[WORK ORDER] Your task is to write out every line of the data exactly. Drop the pictures.
___ AVAILABLE RECORDS
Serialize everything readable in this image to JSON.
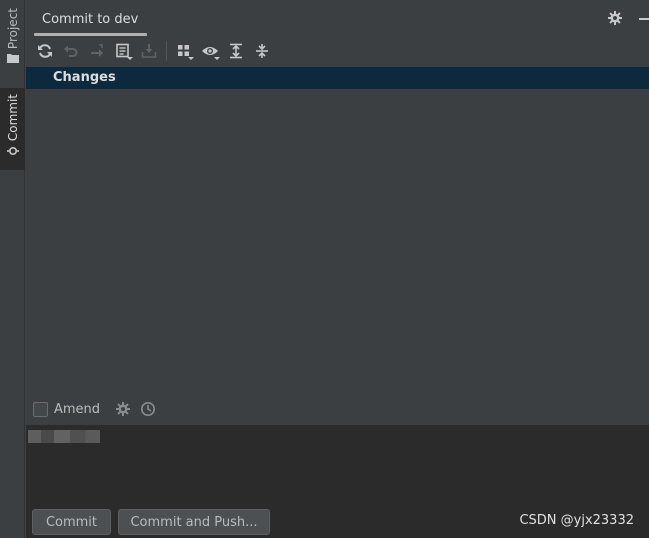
{
  "sidebar": {
    "tabs": [
      {
        "label": "Project",
        "icon": "folder-icon"
      },
      {
        "label": "Commit",
        "icon": "commit-icon"
      }
    ]
  },
  "header": {
    "title": "Commit to dev"
  },
  "toolbar": {
    "buttons": [
      {
        "icon": "refresh-icon",
        "enabled": true
      },
      {
        "icon": "rollback-icon",
        "enabled": false
      },
      {
        "icon": "move-changes-icon",
        "enabled": false
      },
      {
        "icon": "changelist-icon",
        "enabled": true
      },
      {
        "icon": "shelve-icon",
        "enabled": false
      },
      {
        "icon": "group-by-icon",
        "enabled": true
      },
      {
        "icon": "view-options-icon",
        "enabled": true
      },
      {
        "icon": "expand-all-icon",
        "enabled": true
      },
      {
        "icon": "collapse-all-icon",
        "enabled": true
      }
    ]
  },
  "changes": {
    "label": "Changes"
  },
  "amend": {
    "label": "Amend",
    "checked": false
  },
  "commit_message": {
    "value": ""
  },
  "actions": {
    "commit_label": "Commit",
    "commit_push_label": "Commit and Push..."
  },
  "watermark": "CSDN @yjx23332",
  "colors": {
    "panel_bg": "#3c3f41",
    "editor_bg": "#2b2b2b",
    "selection_bg": "#0d293e",
    "text": "#bbbbbb"
  }
}
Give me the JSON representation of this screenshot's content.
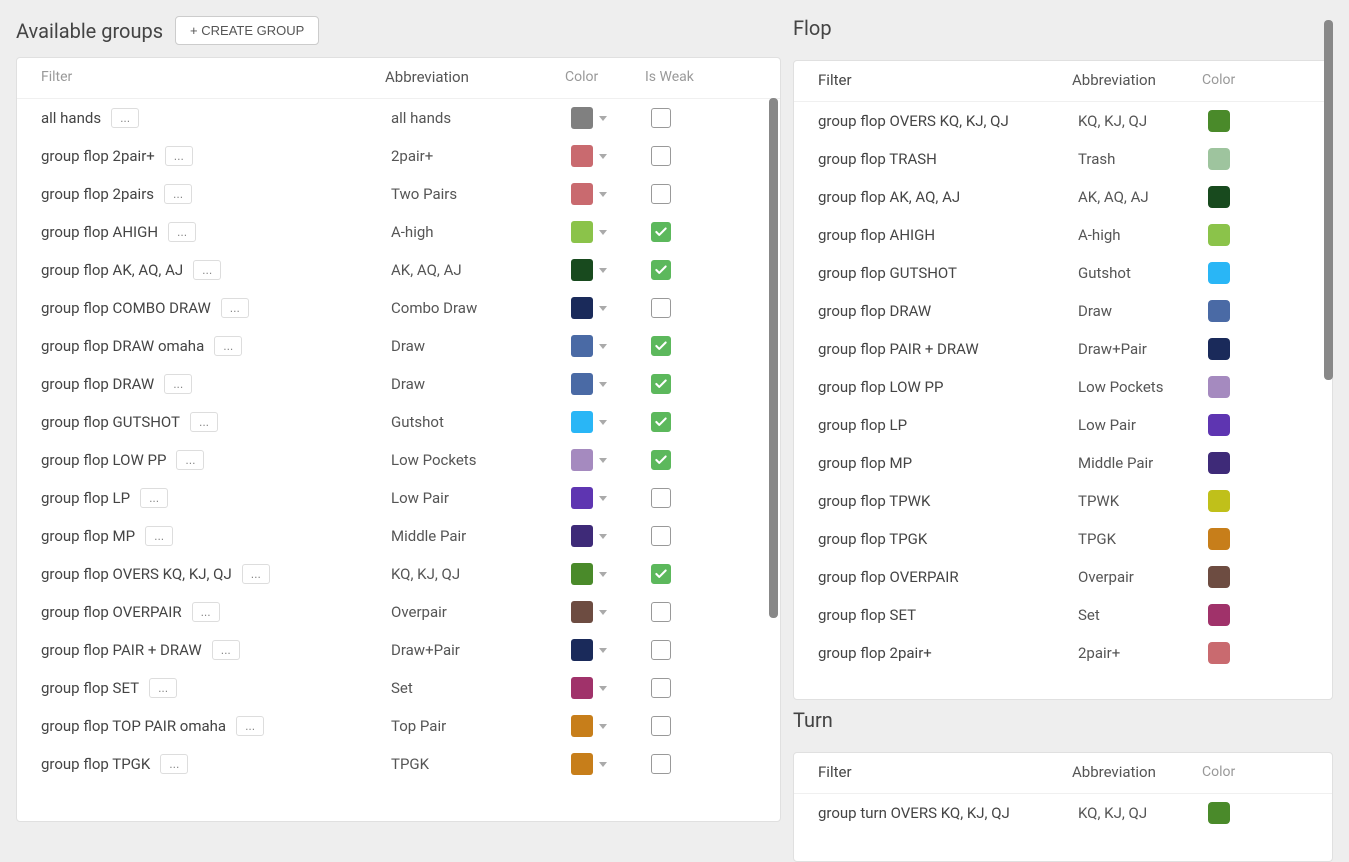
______
[ANSWER TO THE EXERCISE]
Serialize everything readable in this image to JSON.
{
  "sidebar": {
    "tabs": [
      {
        "label": "Project",
        "icon": "folder-icon"
      },
      {
        "label": "Commit",
        "icon": "commit-icon"
      }
    ]
  },
  "header": {
    "title": "Commit to dev"
  },
  "toolbar": {
    "buttons": [
      {
        "icon": "refresh-icon",
        "enabled": true
      },
      {
        "icon": "rollback-icon",
        "enabled": false
      },
      {
        "icon": "move-changes-icon",
        "enabled": false
      },
      {
        "icon": "changelist-icon",
        "enabled": true
      },
      {
        "icon": "shelve-icon",
        "enabled": false
      },
      {
        "icon": "group-by-icon",
        "enabled": true
      },
      {
        "icon": "view-options-icon",
        "enabled": true
      },
      {
        "icon": "expand-all-icon",
        "enabled": true
      },
      {
        "icon": "collapse-all-icon",
        "enabled": true
      }
    ]
  },
  "changes": {
    "label": "Changes"
  },
  "amend": {
    "label": "Amend",
    "checked": false
  },
  "commit_message": {
    "value": ""
  },
  "actions": {
    "commit_label": "Commit",
    "commit_push_label": "Commit and Push..."
  },
  "watermark": "CSDN @yjx23332",
  "colors": {
    "panel_bg": "#3c3f41",
    "editor_bg": "#2b2b2b",
    "selection_bg": "#0d293e",
    "text": "#bbbbbb"
  }
}
Give me the JSON representation of this screenshot's content.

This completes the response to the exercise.